Pedri put in a good amount of defensive work for Las Palmas. Browsing through his videos, one can immediately conclude that Pedri is deceptively fast as well and good at reading runs, and he times and angles his own runs to cut the opponents off in their tracks and win back the ball.
Shown below are a variety of his defensive stats. Except for aerial duels – understandable as he is only 177 cms tall –, he ranks very high at every other metric:
Next, let’s take a look at Pedri’s passing characteristics, as shown below.
Pedri was highly involved in the attacking build-ups while maintaining a pretty decent passing accuracy for an attacking midfielder/winger hybrid. He played a lot of forward passes at decent accuracy – something that should bring smiles to the faces of the fans. The teenager is definitely someone who is not shy at taking risks and will mix it up with a decent range of long balls as well. Pedri played around 9 forward passes per 90 minutes, around 8 back passes per 90 minutes and the rest were lateral.
Once again, his video clips make it clear that he attempts to progress the ball and be vertical whenever possible, and the data corroborates that. But here comes the highlight of the article: his keypassing numbers.
What should be clarified right away here is that “dangerous passes” is a nickname I am using for all sorts of progressive and productive passes. This includes passes that lead to shots, assists and pre-assists, progressive passes etc. Let’s have a look at his numbers:
Here we see his greatest asset: his passing abilities to do something productive. And Pedri is outstanding at almost every single category. He ranks very highly in productive passes (which are passes leading to shots + 2nd assists + 3rd assists), passes to the final third and the penalty area, through balls, deep progressions and progressive passes, while also maintaining a reasonably good accuracy at each kind of pass.

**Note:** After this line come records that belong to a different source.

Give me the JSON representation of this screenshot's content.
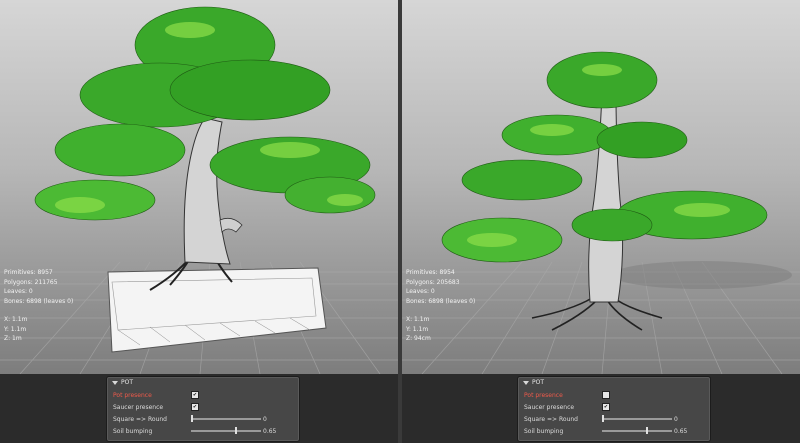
{
  "viewports": [
    {
      "stats": {
        "primitives": "Primitives: 8957",
        "polygons": "Polygons: 211765",
        "leaves": "Leaves: 0",
        "bones": "Bones: 6898 (leaves 0)",
        "x": "X: 1.1m",
        "y": "Y: 1.1m",
        "z": "Z: 1m"
      },
      "pot_panel": {
        "title": "POT",
        "pot_presence": {
          "label": "Pot presence",
          "checked": true,
          "mark": "✔"
        },
        "saucer_presence": {
          "label": "Saucer presence",
          "checked": true,
          "mark": "✔"
        },
        "square_round": {
          "label": "Square => Round",
          "value": "0",
          "fraction": 0.0
        },
        "soil_bumping": {
          "label": "Soil bumping",
          "value": "0.65",
          "fraction": 0.65
        }
      }
    },
    {
      "stats": {
        "primitives": "Primitives: 8954",
        "polygons": "Polygons: 205683",
        "leaves": "Leaves: 0",
        "bones": "Bones: 6898 (leaves 0)",
        "x": "X: 1.1m",
        "y": "Y: 1.1m",
        "z": "Z: 94cm"
      },
      "pot_panel": {
        "title": "POT",
        "pot_presence": {
          "label": "Pot presence",
          "checked": false,
          "mark": ""
        },
        "saucer_presence": {
          "label": "Saucer presence",
          "checked": true,
          "mark": "✔"
        },
        "square_round": {
          "label": "Square => Round",
          "value": "0",
          "fraction": 0.0
        },
        "soil_bumping": {
          "label": "Soil bumping",
          "value": "0.65",
          "fraction": 0.65
        }
      }
    }
  ],
  "colors": {
    "foliage": "#3aa82a",
    "foliage_light": "#8fe04a",
    "trunk": "#d9d9d9",
    "wire": "#3a3a3a",
    "grid": "#9a9a9a",
    "pot": "#f4f4f4",
    "active_label": "#f05a4a"
  }
}
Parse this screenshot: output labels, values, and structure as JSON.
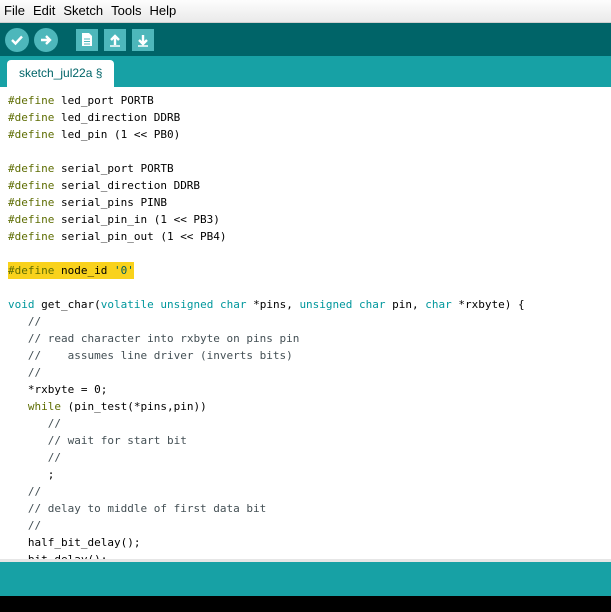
{
  "colors": {
    "toolbar_bg": "#006468",
    "tabbar_bg": "#17a1a5",
    "button_bg": "#4db7bb",
    "highlight": "#f9d21c",
    "keyword": "#5e6d03",
    "type": "#00979c"
  },
  "menu": [
    "File",
    "Edit",
    "Sketch",
    "Tools",
    "Help"
  ],
  "toolbar": {
    "buttons": [
      {
        "name": "verify",
        "icon": "check-icon"
      },
      {
        "name": "upload",
        "icon": "arrow-right-icon"
      },
      {
        "name": "new",
        "icon": "document-icon"
      },
      {
        "name": "open",
        "icon": "arrow-up-icon"
      },
      {
        "name": "save",
        "icon": "arrow-down-icon"
      }
    ]
  },
  "tab": {
    "label": "sketch_jul22a §"
  },
  "code": [
    "#define led_port PORTB",
    "#define led_direction DDRB",
    "#define led_pin (1 << PB0)",
    "",
    "#define serial_port PORTB",
    "#define serial_direction DDRB",
    "#define serial_pins PINB",
    "#define serial_pin_in (1 << PB3)",
    "#define serial_pin_out (1 << PB4)",
    "",
    "#define node_id '0'",
    "",
    "void get_char(volatile unsigned char *pins, unsigned char pin, char *rxbyte) {",
    "   //",
    "   // read character into rxbyte on pins pin",
    "   //    assumes line driver (inverts bits)",
    "   //",
    "   *rxbyte = 0;",
    "   while (pin_test(*pins,pin))",
    "      //",
    "      // wait for start bit",
    "      //",
    "      ;",
    "   //",
    "   // delay to middle of first data bit",
    "   //",
    "   half_bit_delay();",
    "   bit_delay();"
  ],
  "highlighted_line_index": 10
}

This is arguably what attracted Barcelona, and the club will be well served by a passer who is already at this stage of calibre at such an early age. Let’s take a deeper look at his passes that led to shots and goals:
14 of his 19 key passes were into the penalty area – arguably the most dangerous area to take shots from. Only one of the key passes is a corner kick – everything else comes from open play, which is encouraging.
Watching the videos, three of the key passes that end outside the box came from fast breaks – counter-attacks – where Pedri carried the ball upfield from deep and laid it onto the path of his teammate, or found his teammate with accurate long balls from deep. So, even though they were far from the box, they led to extremely dangerous plays by Las Palmas.
Focusing on just the assists, it is easy to see how Pedri combines his speed at ball-carrying with his silky dribbling skills to get past opposition and create crucial amounts of space before finding a teammate with a laser-accurate pass:
And as a special gift to the readers, here is an animation of the assist that happens at the top right corner of the pitch in the viz above. Pedri makes a well-timed run to latch on to his teammate’s pass outside the box, before pulling off an outrageous piece of skill to dribble past his marker with a ‘Berbatov-flick-and-turn’, runs into the box and lays the ball off through two opposition players for his teammate to smash a goal in.
Pedri is an absolute gem, and along with Ansu Fati, Riqui Puig, Francisco Trincão and Frenkie de Jong, may well end up forming the core of a youth-based team. As such, Barcelona will do well to hold on to him and nurture him well. After an already promising – unofficial – debut against Nàstic de Tarragona on Saturday, culés can only hope for him to have a great season and future ahead.
Acknowledgements: I would like to acknowledge the contribution of Samuel Gustafson, writer at Barça Universal, in collating the data and the videos used in the above article